“We have a moral obligation to protect all children from sexual predators and to eliminate any legal technicality that would allow a predator to escape justice. My bill will ensure these depraved individuals are given the punishments they deserve,” Johnson said in an emailed statement. “I hope the House will once again act swiftly to pass this critical piece of legislation and that the Senate will not sit idly by when it does.”

Johnson first introduced the PACE Act in the 115th Congress (H.R.1761). It passed the House overwhelmingly as a stand-alone bill in May 2018 and passed the House again as part of a package in September 2018. The Senate did not take up the legislation. Johnson introduced this bill after a ruling by the U.S. Court of Appeals for the Fourth Circuit reversed the conviction of a sexual predator because the court determined the perpetrator lacked “intent” to record images of his horrific sexual assault of a young girl on his phone.
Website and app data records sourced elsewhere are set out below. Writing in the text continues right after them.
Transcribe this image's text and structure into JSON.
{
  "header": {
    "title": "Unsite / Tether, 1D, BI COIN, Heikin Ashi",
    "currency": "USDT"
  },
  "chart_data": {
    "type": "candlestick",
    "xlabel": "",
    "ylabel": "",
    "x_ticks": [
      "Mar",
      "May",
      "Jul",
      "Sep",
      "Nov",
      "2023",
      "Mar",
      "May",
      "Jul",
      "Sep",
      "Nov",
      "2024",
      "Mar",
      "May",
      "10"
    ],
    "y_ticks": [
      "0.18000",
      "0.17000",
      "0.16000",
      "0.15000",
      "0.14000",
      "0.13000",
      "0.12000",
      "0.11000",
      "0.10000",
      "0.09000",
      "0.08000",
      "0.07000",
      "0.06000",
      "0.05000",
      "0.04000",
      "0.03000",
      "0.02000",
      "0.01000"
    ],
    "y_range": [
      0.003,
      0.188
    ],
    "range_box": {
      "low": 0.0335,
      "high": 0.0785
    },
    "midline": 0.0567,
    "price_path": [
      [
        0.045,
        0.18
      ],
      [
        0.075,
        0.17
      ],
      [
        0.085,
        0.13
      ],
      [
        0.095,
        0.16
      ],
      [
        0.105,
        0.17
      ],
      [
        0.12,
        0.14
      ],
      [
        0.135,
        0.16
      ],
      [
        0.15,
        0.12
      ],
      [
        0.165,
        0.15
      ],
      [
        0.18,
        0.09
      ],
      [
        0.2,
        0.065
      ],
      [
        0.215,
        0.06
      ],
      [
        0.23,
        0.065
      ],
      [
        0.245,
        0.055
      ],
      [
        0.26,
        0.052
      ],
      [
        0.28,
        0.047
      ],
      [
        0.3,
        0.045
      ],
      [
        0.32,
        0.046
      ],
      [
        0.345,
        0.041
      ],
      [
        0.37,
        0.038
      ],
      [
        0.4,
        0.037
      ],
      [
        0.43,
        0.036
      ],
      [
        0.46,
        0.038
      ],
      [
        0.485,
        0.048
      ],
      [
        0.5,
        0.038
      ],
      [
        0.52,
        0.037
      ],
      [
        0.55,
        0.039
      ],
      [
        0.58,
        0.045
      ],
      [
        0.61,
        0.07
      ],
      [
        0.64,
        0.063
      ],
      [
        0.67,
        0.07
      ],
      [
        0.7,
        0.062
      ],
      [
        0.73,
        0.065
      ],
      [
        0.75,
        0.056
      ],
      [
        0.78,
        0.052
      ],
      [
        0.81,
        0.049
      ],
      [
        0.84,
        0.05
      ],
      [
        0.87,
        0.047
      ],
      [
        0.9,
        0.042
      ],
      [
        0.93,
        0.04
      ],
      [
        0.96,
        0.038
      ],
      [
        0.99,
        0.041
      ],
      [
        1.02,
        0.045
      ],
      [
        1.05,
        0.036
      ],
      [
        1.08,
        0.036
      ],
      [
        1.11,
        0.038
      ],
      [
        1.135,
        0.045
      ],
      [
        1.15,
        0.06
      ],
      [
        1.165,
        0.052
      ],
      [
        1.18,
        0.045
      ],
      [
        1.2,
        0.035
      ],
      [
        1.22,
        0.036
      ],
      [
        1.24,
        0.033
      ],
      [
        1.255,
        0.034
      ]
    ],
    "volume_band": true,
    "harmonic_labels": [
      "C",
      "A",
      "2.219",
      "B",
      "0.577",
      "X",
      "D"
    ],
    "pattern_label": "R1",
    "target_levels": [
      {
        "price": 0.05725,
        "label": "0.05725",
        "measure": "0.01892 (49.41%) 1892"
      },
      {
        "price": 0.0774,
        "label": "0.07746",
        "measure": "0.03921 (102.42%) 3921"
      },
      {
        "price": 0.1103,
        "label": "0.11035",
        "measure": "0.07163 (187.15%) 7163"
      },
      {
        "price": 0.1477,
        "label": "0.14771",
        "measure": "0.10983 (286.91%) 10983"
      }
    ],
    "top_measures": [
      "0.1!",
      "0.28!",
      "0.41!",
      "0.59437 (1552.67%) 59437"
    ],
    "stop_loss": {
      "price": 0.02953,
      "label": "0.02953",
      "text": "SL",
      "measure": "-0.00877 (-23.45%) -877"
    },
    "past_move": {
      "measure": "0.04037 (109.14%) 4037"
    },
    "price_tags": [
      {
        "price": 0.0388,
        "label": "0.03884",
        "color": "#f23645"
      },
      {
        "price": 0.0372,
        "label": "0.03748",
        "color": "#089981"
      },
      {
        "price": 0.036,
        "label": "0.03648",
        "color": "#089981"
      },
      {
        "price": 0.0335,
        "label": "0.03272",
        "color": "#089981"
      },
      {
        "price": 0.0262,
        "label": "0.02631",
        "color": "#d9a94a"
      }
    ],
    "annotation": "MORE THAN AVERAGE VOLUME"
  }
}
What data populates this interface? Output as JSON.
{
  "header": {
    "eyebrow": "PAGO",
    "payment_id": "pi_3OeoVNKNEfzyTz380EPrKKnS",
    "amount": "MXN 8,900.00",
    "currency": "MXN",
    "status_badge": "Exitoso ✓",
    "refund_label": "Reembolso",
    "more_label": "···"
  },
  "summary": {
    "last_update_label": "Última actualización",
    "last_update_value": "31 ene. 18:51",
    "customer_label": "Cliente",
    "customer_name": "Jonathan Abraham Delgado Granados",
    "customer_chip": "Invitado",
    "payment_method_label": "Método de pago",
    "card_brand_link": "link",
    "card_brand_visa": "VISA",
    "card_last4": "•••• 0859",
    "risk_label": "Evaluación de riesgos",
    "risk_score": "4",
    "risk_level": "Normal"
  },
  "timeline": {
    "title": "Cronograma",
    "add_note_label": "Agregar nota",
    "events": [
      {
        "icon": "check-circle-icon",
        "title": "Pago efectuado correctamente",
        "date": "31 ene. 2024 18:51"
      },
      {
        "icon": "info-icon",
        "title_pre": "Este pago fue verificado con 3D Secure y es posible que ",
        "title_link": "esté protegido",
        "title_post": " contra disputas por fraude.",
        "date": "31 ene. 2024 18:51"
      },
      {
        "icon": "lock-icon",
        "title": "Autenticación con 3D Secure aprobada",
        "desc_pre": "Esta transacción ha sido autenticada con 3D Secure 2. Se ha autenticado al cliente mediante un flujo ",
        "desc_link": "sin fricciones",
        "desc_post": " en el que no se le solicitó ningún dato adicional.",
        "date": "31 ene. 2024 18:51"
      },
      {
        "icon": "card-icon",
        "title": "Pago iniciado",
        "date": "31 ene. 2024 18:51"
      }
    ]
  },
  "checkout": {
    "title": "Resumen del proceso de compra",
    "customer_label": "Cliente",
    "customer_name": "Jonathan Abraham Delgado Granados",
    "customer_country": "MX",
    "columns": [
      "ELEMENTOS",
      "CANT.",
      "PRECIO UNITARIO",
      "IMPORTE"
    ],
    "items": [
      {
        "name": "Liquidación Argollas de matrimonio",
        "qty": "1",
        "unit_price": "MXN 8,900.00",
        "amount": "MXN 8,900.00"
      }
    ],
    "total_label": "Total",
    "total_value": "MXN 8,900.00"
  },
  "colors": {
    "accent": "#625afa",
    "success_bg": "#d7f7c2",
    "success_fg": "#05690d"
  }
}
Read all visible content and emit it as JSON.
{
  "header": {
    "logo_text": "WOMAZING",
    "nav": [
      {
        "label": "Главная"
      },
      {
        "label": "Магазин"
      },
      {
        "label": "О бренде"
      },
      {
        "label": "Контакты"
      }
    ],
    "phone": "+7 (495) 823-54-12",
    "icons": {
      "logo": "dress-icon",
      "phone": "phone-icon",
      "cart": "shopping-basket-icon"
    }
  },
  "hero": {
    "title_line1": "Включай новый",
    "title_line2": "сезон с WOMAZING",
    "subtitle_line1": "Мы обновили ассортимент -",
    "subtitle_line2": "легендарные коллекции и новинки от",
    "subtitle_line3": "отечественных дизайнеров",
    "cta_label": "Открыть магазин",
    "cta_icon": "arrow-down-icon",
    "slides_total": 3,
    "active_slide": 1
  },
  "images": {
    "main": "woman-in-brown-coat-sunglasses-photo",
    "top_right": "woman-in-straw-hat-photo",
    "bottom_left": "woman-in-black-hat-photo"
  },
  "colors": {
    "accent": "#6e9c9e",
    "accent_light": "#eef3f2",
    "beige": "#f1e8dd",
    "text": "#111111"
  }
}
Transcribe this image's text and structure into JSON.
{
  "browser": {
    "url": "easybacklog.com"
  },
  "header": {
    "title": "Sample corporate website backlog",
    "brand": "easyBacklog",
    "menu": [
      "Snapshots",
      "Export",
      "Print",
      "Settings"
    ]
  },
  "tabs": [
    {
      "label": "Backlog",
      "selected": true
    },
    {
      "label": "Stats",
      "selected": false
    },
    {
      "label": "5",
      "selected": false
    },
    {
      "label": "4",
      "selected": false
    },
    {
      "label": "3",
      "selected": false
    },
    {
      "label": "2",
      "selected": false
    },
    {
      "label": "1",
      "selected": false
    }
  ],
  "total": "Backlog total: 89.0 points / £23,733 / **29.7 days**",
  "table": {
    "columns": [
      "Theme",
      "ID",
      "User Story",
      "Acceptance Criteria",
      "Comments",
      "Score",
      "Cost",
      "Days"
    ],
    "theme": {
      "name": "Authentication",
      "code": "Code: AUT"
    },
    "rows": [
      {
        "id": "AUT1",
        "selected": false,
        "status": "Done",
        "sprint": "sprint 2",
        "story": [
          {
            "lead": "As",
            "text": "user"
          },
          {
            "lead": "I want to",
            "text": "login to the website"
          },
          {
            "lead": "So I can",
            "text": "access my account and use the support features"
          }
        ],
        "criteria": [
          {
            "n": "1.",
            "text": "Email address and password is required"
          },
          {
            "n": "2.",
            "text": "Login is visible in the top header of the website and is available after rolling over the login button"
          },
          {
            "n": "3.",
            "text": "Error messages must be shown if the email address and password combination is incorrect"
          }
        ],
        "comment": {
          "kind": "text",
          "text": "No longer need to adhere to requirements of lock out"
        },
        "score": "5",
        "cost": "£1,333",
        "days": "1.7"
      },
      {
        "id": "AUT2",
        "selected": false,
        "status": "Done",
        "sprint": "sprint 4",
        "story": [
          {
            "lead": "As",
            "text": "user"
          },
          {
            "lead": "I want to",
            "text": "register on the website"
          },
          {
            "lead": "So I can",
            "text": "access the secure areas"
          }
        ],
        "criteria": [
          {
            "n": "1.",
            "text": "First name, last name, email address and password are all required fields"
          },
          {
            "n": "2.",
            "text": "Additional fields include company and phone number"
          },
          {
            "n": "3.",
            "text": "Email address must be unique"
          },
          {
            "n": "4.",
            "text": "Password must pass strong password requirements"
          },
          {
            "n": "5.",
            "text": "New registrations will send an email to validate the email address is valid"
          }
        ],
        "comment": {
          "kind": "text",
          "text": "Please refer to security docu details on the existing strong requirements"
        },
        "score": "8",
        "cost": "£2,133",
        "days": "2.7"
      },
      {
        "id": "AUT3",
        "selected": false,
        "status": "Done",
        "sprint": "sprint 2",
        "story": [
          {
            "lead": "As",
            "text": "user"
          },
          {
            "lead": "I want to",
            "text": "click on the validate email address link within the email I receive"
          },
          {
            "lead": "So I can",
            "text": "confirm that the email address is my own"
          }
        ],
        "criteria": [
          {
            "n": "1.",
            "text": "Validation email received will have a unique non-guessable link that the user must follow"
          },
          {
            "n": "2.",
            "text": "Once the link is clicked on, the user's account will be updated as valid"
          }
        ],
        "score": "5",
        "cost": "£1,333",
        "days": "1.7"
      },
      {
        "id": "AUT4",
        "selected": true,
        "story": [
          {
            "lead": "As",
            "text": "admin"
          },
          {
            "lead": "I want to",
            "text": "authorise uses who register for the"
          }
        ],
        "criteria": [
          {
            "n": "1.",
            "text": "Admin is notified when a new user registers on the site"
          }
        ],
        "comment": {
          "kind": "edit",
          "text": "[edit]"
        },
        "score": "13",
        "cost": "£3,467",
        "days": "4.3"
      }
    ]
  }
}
In the case, United States v. Palomino-Coronado, the defendant admitted to sexually abusing a 7-year-old child and memorializing the conduct but escaped federal conviction because he supposedly lacked the requisite “purpose,” or specific intent, to take the photos. This outcome was a clear contradiction of Congress’ resolve to protect children and criminalize the production of all images of child sexual abuse.